Sybarite5 just sent me OUTLIERS, a terrific album of contemporary music for string ensemble. After repeatedly listening here’s my rave:
Getting Home (I must be…) by Jessica Meyers begins with an ostinato figure in the lower strings, against which the upper strings introduce their own contrapuntal pattern. They combine, meld, struggle for dominance and, after a developmental section, the piece comes to an abrupt ending, as if home had finally been reached against all odds.
In Yann’s Flight by Shawn Conley, a nervous pattern insistently repeated by the viola is first countered by the string bass, and then the cello, which joins them with a melody redolent of the Argentine Pampas. A rhythmic zapateado pattern kicks in a couple of times, as if to counteract the melancholy tone of the piece that nevertheless manages to arrive at a serenely soulful ending.

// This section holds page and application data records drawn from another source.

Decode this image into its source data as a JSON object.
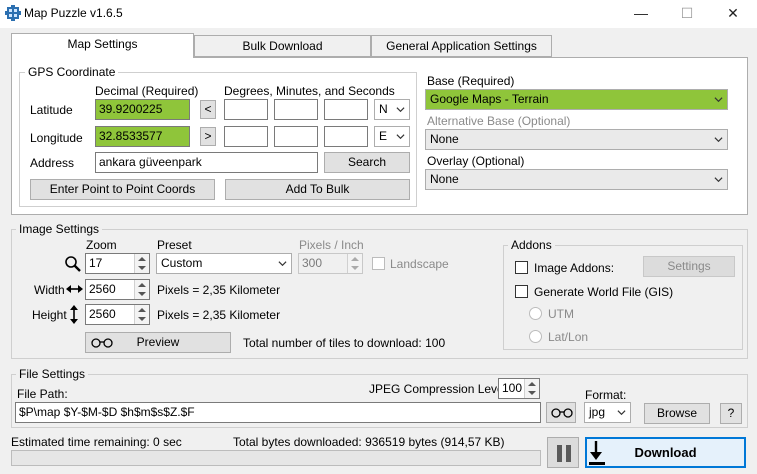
{
  "window": {
    "title": "Map Puzzle v1.6.5",
    "minimize_glyph": "—",
    "maximize_glyph": "☐",
    "close_glyph": "✕"
  },
  "tabs": [
    {
      "label": "Map Settings",
      "active": true
    },
    {
      "label": "Bulk Download",
      "active": false
    },
    {
      "label": "General Application Settings",
      "active": false
    }
  ],
  "gps": {
    "group_title": "GPS Coordinate",
    "decimal_header": "Decimal (Required)",
    "dms_header": "Degrees, Minutes, and Seconds",
    "latitude_label": "Latitude",
    "latitude_value": "39.9200225",
    "latitude_arrow": "<",
    "latitude_hemisphere": "N",
    "longitude_label": "Longitude",
    "longitude_value": "32.8533577",
    "longitude_arrow": ">",
    "longitude_hemisphere": "E",
    "address_label": "Address",
    "address_value": "ankara güveenpark",
    "search_button": "Search",
    "p2p_button": "Enter Point to Point Coords",
    "bulk_button": "Add To Bulk"
  },
  "layers": {
    "base_label": "Base (Required)",
    "base_value": "Google Maps - Terrain",
    "alt_label": "Alternative Base (Optional)",
    "alt_value": "None",
    "overlay_label": "Overlay (Optional)",
    "overlay_value": "None"
  },
  "image_settings": {
    "group_title": "Image Settings",
    "zoom_label": "Zoom",
    "zoom_value": "17",
    "preset_label": "Preset",
    "preset_value": "Custom",
    "ppi_label": "Pixels / Inch",
    "ppi_value": "300",
    "landscape_label": "Landscape",
    "width_label": "Width",
    "width_value": "2560",
    "width_info": "Pixels = 2,35 Kilometer",
    "height_label": "Height",
    "height_value": "2560",
    "height_info": "Pixels = 2,35 Kilometer",
    "preview_button": "Preview",
    "tiles_text": "Total number of tiles to download: 100"
  },
  "addons": {
    "group_title": "Addons",
    "image_addons_label": "Image Addons:",
    "settings_button": "Settings",
    "world_file_label": "Generate World File (GIS)",
    "utm_label": "UTM",
    "latlon_label": "Lat/Lon"
  },
  "file_settings": {
    "group_title": "File Settings",
    "path_label": "File Path:",
    "path_value": "$P\\map $Y-$M-$D $h$m$s$Z.$F",
    "jpeg_label": "JPEG Compression Level",
    "jpeg_value": "100",
    "format_label": "Format:",
    "format_value": "jpg",
    "browse_button": "Browse",
    "help_button": "?"
  },
  "status": {
    "time_remaining": "Estimated time remaining: 0 sec",
    "bytes_downloaded": "Total bytes downloaded: 936519 bytes (914,57 KB)",
    "progress": 0,
    "download_button": "Download"
  },
  "colors": {
    "accent_green": "#8fc53a",
    "download_border": "#0078d7"
  }
}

Pop Rocks by Eric Byers is an intricate miniature, in which poly-rhythms playfully are set to bounce off of each other in a fascinating contrapuntal vignette.

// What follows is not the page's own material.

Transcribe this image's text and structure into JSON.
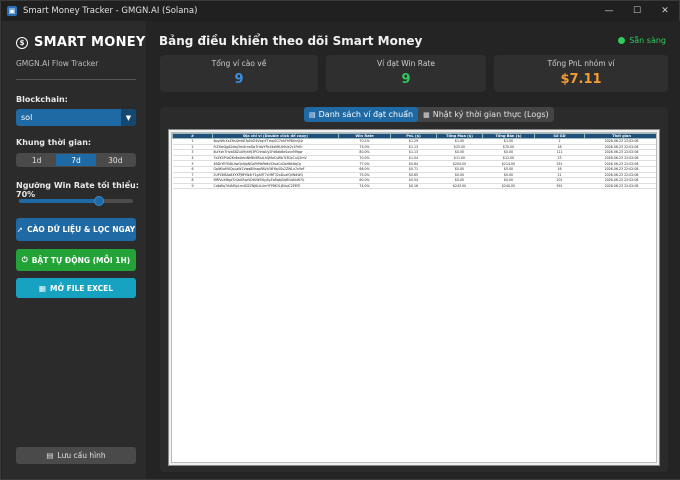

Hitchiker’s Tales by Dan Visconti divides up into three vibrantly inventive sections: Black Bend, Dixie Twang and Pedal to the Metal, each filled with country, jazz, zydeko, bluegrass, rock and pop riffs that evoke dizzying road trips down the back roads of an America of the mind.
Revolve by Andy Akiho sets the ensemble to work double time as string players and percussionists in a whirlwind of rhythmic patterns, pizzicato, sul ponticello, downward slides, and double stops, in an intriguing miniature tour de force.
Muggadamah by Mohammed Fairouz reminds us that this composer’s talent yields music that can easily bridge the vastness that separates our musical culture from others. Its title evokes the Near East, but its sultry cadences are tonally centered, yet able to stray into moments of tonal ambiguity.
Allemande pour Tout le Monde by Kenji Bunch celebrates universal peace. with music at first solely rhythmic and then gradually melodic in a brief 21st century allemande that ends in an upbeat note of hopefulness.
Kompa for Toussaint honors the 18th century Haitian revolutionary leader, François-Dominique Toussaint Louverture. While the typical Haitian kompa is a lively afro-Caribbean dance, Daniel Bernard Roumain’s laud, at first upbeat soon turns into a heartfelt paean in honor of Haiti’s greatest national hero.
Eric Byers’ Sarabande is an homage to the 18th century dance form often used by Baroque composers to spin out long-lined melodies better suited to listening than to footwork. In this case, Byers creates an emotionally charged stasis for solo cello, gorgeously played by Laura Metcalf.
Blue Bourrée is a charming 21st century commentary on an 18th century dance in cut time by composer Michi Wiancko., as Gi-gue-ly by Ljova is an uniquely sui-generis take on the national dance of Ireland.
All in all, this remarkably original album by Sybarite5, available directly from https://sybarite5.org provides a sampler of the varied music being written today for string ensemble. Sami Merdinian and Sarah Whitney, violins; Angela Pickett, viola; Laura Metcalf, cello; and Louis Levitt, bass are the group’s members and they are extraordinary as soloists and nothing but miraculous as an ensemble, playing their daunting repertory with warm hearts and cool heads .
Impeccably produced and engineered by Paul Zinman, with Louis Levitt as Executive Producer, and with the support of New Music USA, the Alice M. Ditson Fund, Sybarite Chamber Players Ltd, Bright Shiny Things and many Kickstarter supporters, OUTLIERS is an indispensable addition to the library of any collector of contemporary music.
Rafael de Acha http://www.RafaelMusicNotes.com December 18, 2017